A Google My Business account suspension is one of the worst things that can happen to a local business that relies on search traffic to get customers. If it’s happened to you, here’s what you can do.

What is a Google My Business account suspension?

There are two kinds of GMB account suspensions: hard suspensions and soft suspensions.

A hard suspension is where Google removes the GMB listing entirely. When someone searches for your business, they won’t see the knowledge panel with its information. Your website might still turn up, but your business listing won’t.

A soft suspension is where Google basically un-verifies your business profile. Your listing will still show up when people search and you’ll see it in your GMB dashboard. However, you won’t be able to make changes to it.

In general, hard suspensions are for businesses that shouldn’t have a GMB profile in the first place, like exclusively online businesses, or that engage in spammy or “black hat” tactics, like keyword stuffing and buying reviews. Soft suspensions are used for everything else, from simple breaches of the Google My Business guidelines to too many businesses listing at the same address.

How to check if your Google My Business listing is suspended

To check if your GMB listing is suspended, log into your GMB account. If it’s suspended, you’ll see a notification saying so. If you don’t, your listing is all good. Whatever drop in search traffic or calls has you worried is not because of a suspension.

Why did my business get suspended?

One of the most frustrating things about a GMB suspension is Google won’t tell you why it’s happened. They’re constantly trying to remove spammy, fake and suspicious listings, and a lot of that process is automated.

Some of the reasons your listing could be suspended are:
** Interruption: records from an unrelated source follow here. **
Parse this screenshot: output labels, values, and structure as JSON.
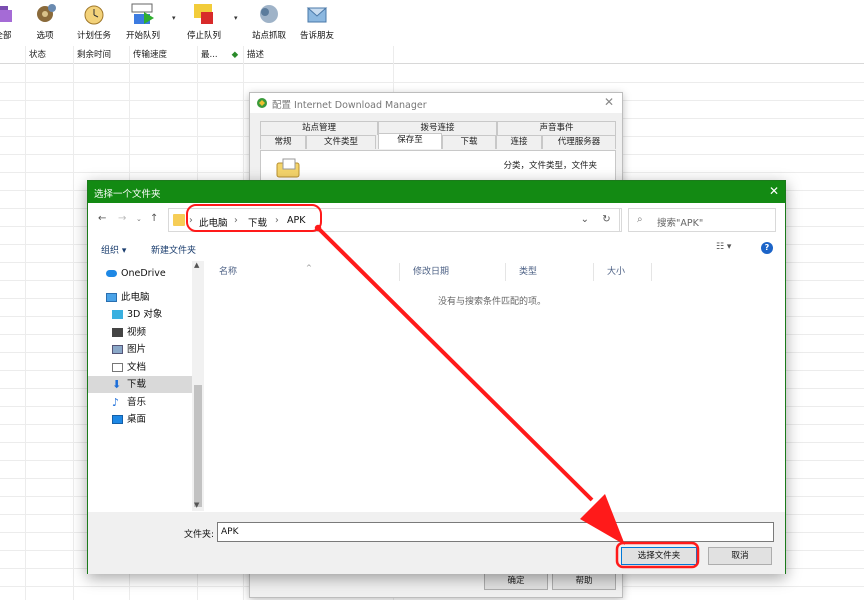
{
  "toolbar": {
    "items": [
      {
        "label": "全部",
        "icon": "delete-all-icon"
      },
      {
        "label": "选项",
        "icon": "gear-icon"
      },
      {
        "label": "计划任务",
        "icon": "scheduler-clock-icon"
      },
      {
        "label": "开始队列",
        "icon": "start-queue-icon"
      },
      {
        "label": "停止队列",
        "icon": "stop-queue-icon"
      },
      {
        "label": "站点抓取",
        "icon": "site-grabber-icon"
      },
      {
        "label": "告诉朋友",
        "icon": "tell-friend-icon"
      }
    ]
  },
  "columns": [
    "状态",
    "剩余时间",
    "传输速度",
    "最...",
    "描述"
  ],
  "config_dialog": {
    "title": "配置 Internet Download Manager",
    "tabs_top": [
      "站点管理",
      "拨号连接",
      "声音事件"
    ],
    "tabs_bottom": [
      "常规",
      "文件类型",
      "保存至",
      "下载",
      "连接",
      "代理服务器"
    ],
    "description": "分类，文件类型，文件夹",
    "ok_label": "确定",
    "help_label": "帮助"
  },
  "folder_dialog": {
    "title": "选择一个文件夹",
    "breadcrumb": [
      "此电脑",
      "下载",
      "APK"
    ],
    "search_placeholder": "搜索\"APK\"",
    "organize_label": "组织 ▾",
    "new_folder_label": "新建文件夹",
    "view_label": "☷ ▾",
    "help_label": "?",
    "nav_items": [
      {
        "label": "OneDrive",
        "icon": "cloud-icon"
      },
      {
        "label": "此电脑",
        "icon": "computer-icon"
      },
      {
        "label": "3D 对象",
        "icon": "3d-objects-icon"
      },
      {
        "label": "视频",
        "icon": "video-icon"
      },
      {
        "label": "图片",
        "icon": "pictures-icon"
      },
      {
        "label": "文档",
        "icon": "documents-icon"
      },
      {
        "label": "下载",
        "icon": "download-arrow-icon"
      },
      {
        "label": "音乐",
        "icon": "music-note-icon"
      },
      {
        "label": "桌面",
        "icon": "desktop-icon"
      }
    ],
    "list_columns": [
      "名称",
      "修改日期",
      "类型",
      "大小"
    ],
    "empty_message": "没有与搜索条件匹配的项。",
    "folder_label": "文件夹:",
    "folder_value": "APK",
    "select_button": "选择文件夹",
    "cancel_button": "取消"
  },
  "colors": {
    "dialog_title_bg": "#138a13",
    "annotation": "#ff1a1a"
  }
}
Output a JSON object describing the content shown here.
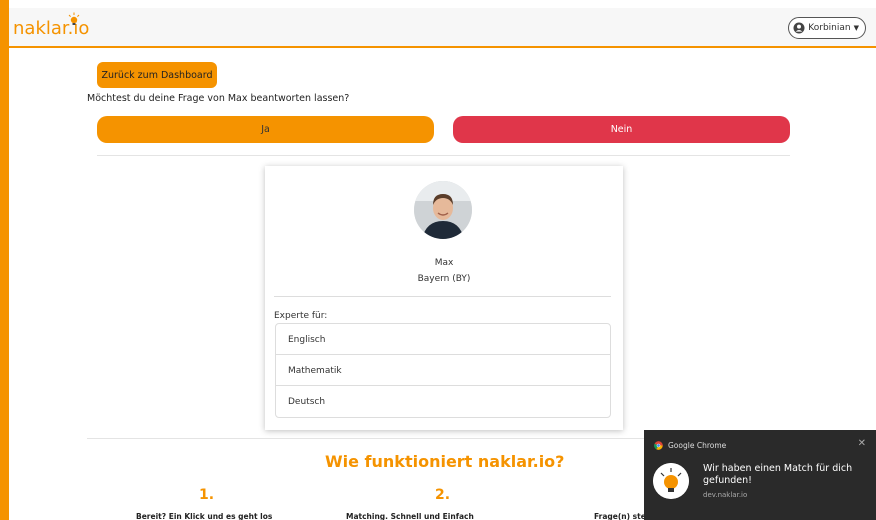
{
  "app": {
    "logo_text": "naklar.io"
  },
  "navbar": {
    "user_name": "Korbinian"
  },
  "actions": {
    "back_label": "Zurück zum Dashboard",
    "question": "Möchtest du deine Frage von Max beantworten lassen?",
    "yes_label": "Ja",
    "no_label": "Nein"
  },
  "profile": {
    "name": "Max",
    "region": "Bayern (BY)",
    "expert_label": "Experte für:",
    "subjects": [
      "Englisch",
      "Mathematik",
      "Deutsch"
    ]
  },
  "how": {
    "title": "Wie funktioniert naklar.io?",
    "steps": [
      {
        "num": "1.",
        "text": "Bereit? Ein Klick und es geht los"
      },
      {
        "num": "2.",
        "text": "Matching. Schnell und Einfach"
      },
      {
        "num": "",
        "text": "Frage(n) stellen. Die Tafel und der Chat"
      }
    ]
  },
  "notification": {
    "app_name": "Google Chrome",
    "message": "Wir haben einen Match für dich gefunden!",
    "source": "dev.naklar.io"
  },
  "colors": {
    "accent": "#f59300",
    "danger": "#e0364a",
    "toast_bg": "#2a2a2a"
  },
  "icons": {
    "user": "user-circle-icon",
    "caret": "caret-down-icon",
    "close": "close-icon",
    "bulb": "lightbulb-icon"
  }
}
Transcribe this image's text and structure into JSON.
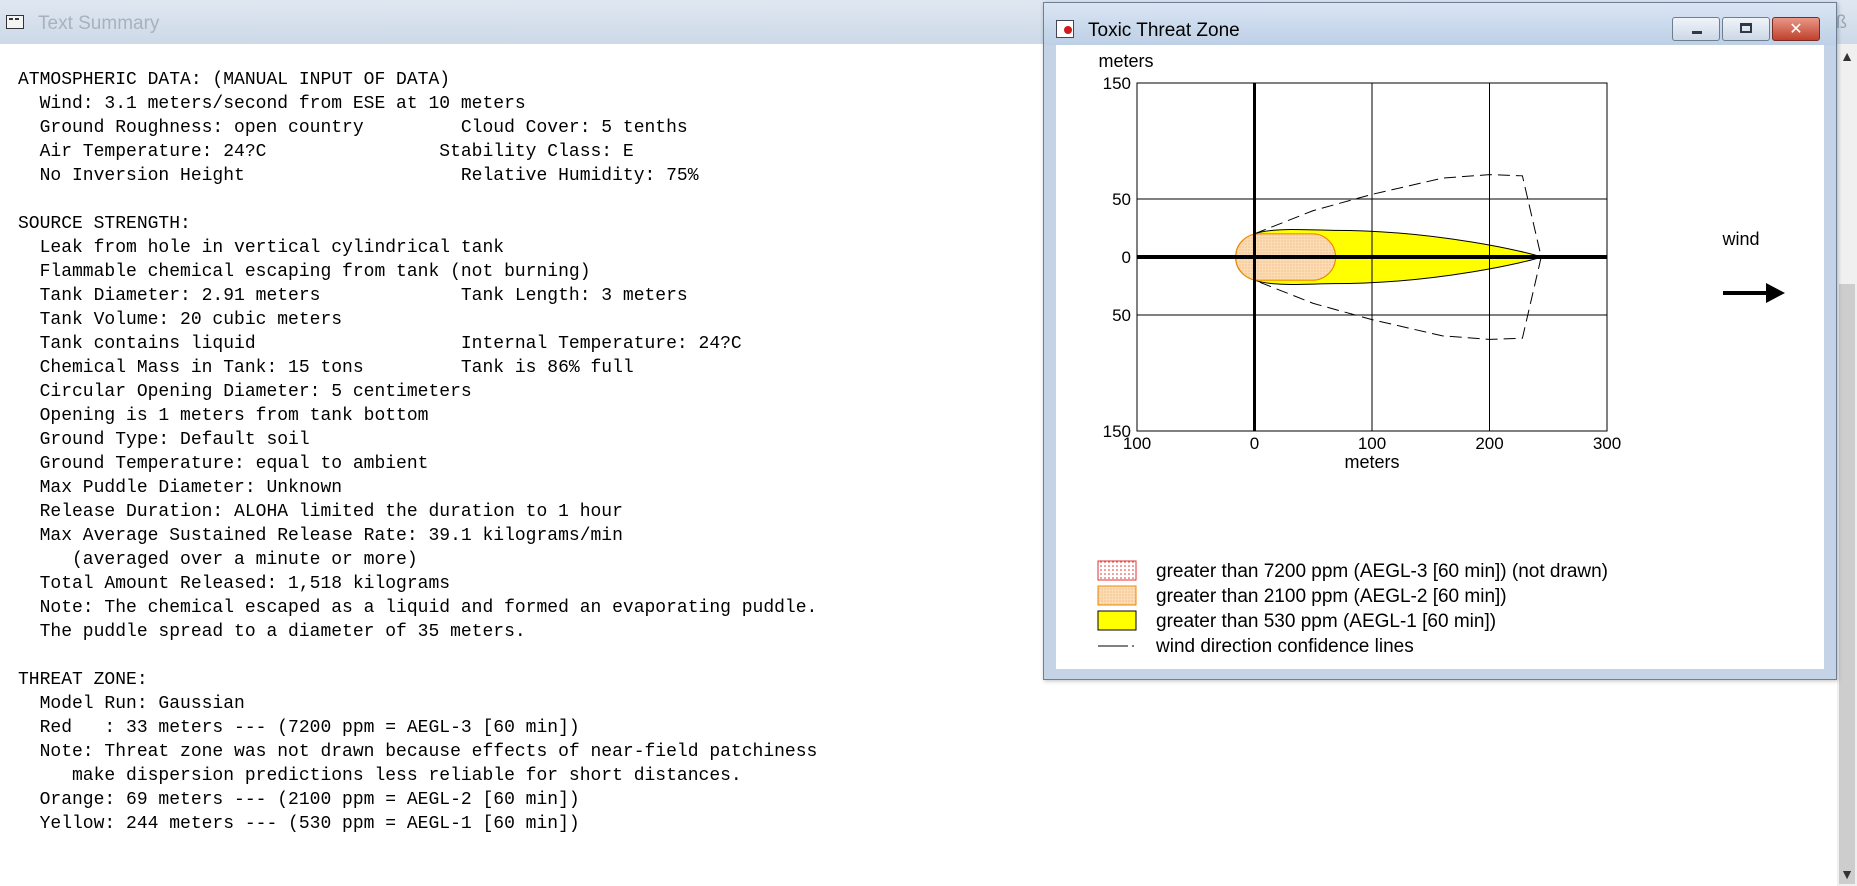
{
  "text_window": {
    "title": "Text Summary",
    "lines": [
      "ATMOSPHERIC DATA: (MANUAL INPUT OF DATA)",
      "  Wind: 3.1 meters/second from ESE at 10 meters",
      "  Ground Roughness: open country         Cloud Cover: 5 tenths",
      "  Air Temperature: 24?C                Stability Class: E",
      "  No Inversion Height                    Relative Humidity: 75%",
      "",
      "SOURCE STRENGTH:",
      "  Leak from hole in vertical cylindrical tank",
      "  Flammable chemical escaping from tank (not burning)",
      "  Tank Diameter: 2.91 meters             Tank Length: 3 meters",
      "  Tank Volume: 20 cubic meters",
      "  Tank contains liquid                   Internal Temperature: 24?C",
      "  Chemical Mass in Tank: 15 tons         Tank is 86% full",
      "  Circular Opening Diameter: 5 centimeters",
      "  Opening is 1 meters from tank bottom",
      "  Ground Type: Default soil",
      "  Ground Temperature: equal to ambient",
      "  Max Puddle Diameter: Unknown",
      "  Release Duration: ALOHA limited the duration to 1 hour",
      "  Max Average Sustained Release Rate: 39.1 kilograms/min",
      "     (averaged over a minute or more)",
      "  Total Amount Released: 1,518 kilograms",
      "  Note: The chemical escaped as a liquid and formed an evaporating puddle.",
      "  The puddle spread to a diameter of 35 meters.",
      "",
      "THREAT ZONE:",
      "  Model Run: Gaussian",
      "  Red   : 33 meters --- (7200 ppm = AEGL-3 [60 min])",
      "  Note: Threat zone was not drawn because effects of near-field patchiness",
      "     make dispersion predictions less reliable for short distances.",
      "  Orange: 69 meters --- (2100 ppm = AEGL-2 [60 min])",
      "  Yellow: 244 meters --- (530 ppm = AEGL-1 [60 min])"
    ]
  },
  "threat_window": {
    "title": "Toxic Threat Zone",
    "buttons": {
      "close_symbol": "✕"
    },
    "wind_label": "wind"
  },
  "chart_data": {
    "type": "area",
    "ylabel": "meters",
    "xlabel": "meters",
    "xlim": [
      -100,
      300
    ],
    "ylim": [
      -150,
      150
    ],
    "x_ticks": [
      -100,
      0,
      100,
      200,
      300
    ],
    "x_tick_labels": [
      "100",
      "0",
      "100",
      "200",
      "300"
    ],
    "y_ticks": [
      150,
      50,
      0,
      -50,
      -150
    ],
    "y_tick_labels": [
      "150",
      "50",
      "0",
      "50",
      "150"
    ],
    "grid": true,
    "colors": {
      "red": "#e03030",
      "orange_fill": "#fbdcb4",
      "orange_edge": "#f08a00",
      "yellow": "#ffff00"
    },
    "zones": [
      {
        "name": "yellow",
        "x_min": -16,
        "x_max": 244,
        "half_width_max": 23
      },
      {
        "name": "orange",
        "x_min": -16,
        "x_max": 69,
        "half_width_max": 20
      }
    ],
    "confidence_lines": {
      "points": [
        [
          0,
          20
        ],
        [
          50,
          40
        ],
        [
          100,
          54
        ],
        [
          160,
          68
        ],
        [
          200,
          71
        ],
        [
          228,
          70
        ],
        [
          244,
          0
        ],
        [
          228,
          -70
        ],
        [
          200,
          -71
        ],
        [
          160,
          -68
        ],
        [
          100,
          -54
        ],
        [
          50,
          -40
        ],
        [
          0,
          -20
        ]
      ]
    },
    "legend": [
      {
        "label": "greater than 7200 ppm (AEGL-3 [60 min]) (not drawn)",
        "swatch": "red-dotted"
      },
      {
        "label": "greater than 2100 ppm (AEGL-2 [60 min])",
        "swatch": "orange"
      },
      {
        "label": "greater than 530 ppm (AEGL-1 [60 min])",
        "swatch": "yellow"
      },
      {
        "label": "wind direction confidence lines",
        "swatch": "dash"
      }
    ]
  }
}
  • You’ve made a lot of changes to your listing in a short space of time.
  • You’re in a high-spam business, like attorneys, locksmiths and landscapers, and some anti-spam filter has been triggered accidentally.
  • Your phone number and address don’t match the ones on your website or other listings.
  • You use a P.O. box for an address.
  • You have a service area business but list a physical address.
  • Your website address redirects to something that isn’t a dedicated website.
  • More than one business shares the same address.
  • You’ve created multiple listings for the same business.
  • You’ve used keywords in your business name. For example, “Harry’s Pizza” is allowed, but “Harry’s Pizza — The Best Pizza in Dallas, Open 24/7” is not.
  • Your business isn’t eligible for a GMB listing because it doesn’t have a physical premises or service a specific area.
  • Too many Google users have said that the information in the listing is inaccurate.

Your listing can also be suspended if it violates any of the other terms of the Google My Business guidelines. Read through them carefully and check your listing.

How to fix a suspended account

GMB suspensions are pretty common, and fixing a suspended account isn’t too hard. You just have to correct whatever issue Google has with your listing and then request reinstatement.

First, look over your listing and make sure it abides by the GMB guidelines perfectly. You want every “t” crossed and “i” dotted correctly. Now is not the time to try and slip an extra keyword into your business name. If you’ve got multiple listings, disable all the others.

Next, make sure all the information on the listing—in particular, the phone number, address, website and opening hours—matches the information on your website. If your business isn’t open 24/7, don’t say it is.

Once you’ve got everything squared away, submit a request for reinstatement. You’ll have to re-verify your business listing and provide proof that it’s a physical premises at the address listed and that you’re the rightful owner. You’ll also need to confirm that it meets all the guidelines and explain what changes you’ve made to the listing since it was suspended.

Google claims that most appeals are reviewed and resolved within three business days. If you haven’t heard back or your request is rejected and you want to re-appeal it, contact them directly.

While your request for reinstatement is ongoing, don’t create a new listing or request reinstatement multiple times. This will just confuse the process.

How to stop your listing being suspended again

If your listing meets Google’s eligibility criteria and follows all the right guidelines, and you’re the rightful operator, then your GMB listing should be swiftly reinstated.

To make sure it doesn’t get suspended again:

  • Keep all the information, especially opening hours, up to date across both your GMB listing and website.
  • Don’t update or change your listing unnecessarily.
  • Make sure any updates you do make don’t break any of the guidelines.

It’s also a good idea to respond to reviews and post pictures to your listing. Not only does it show Google your business is real, but it increases the likelihood you’ll get listed at the top.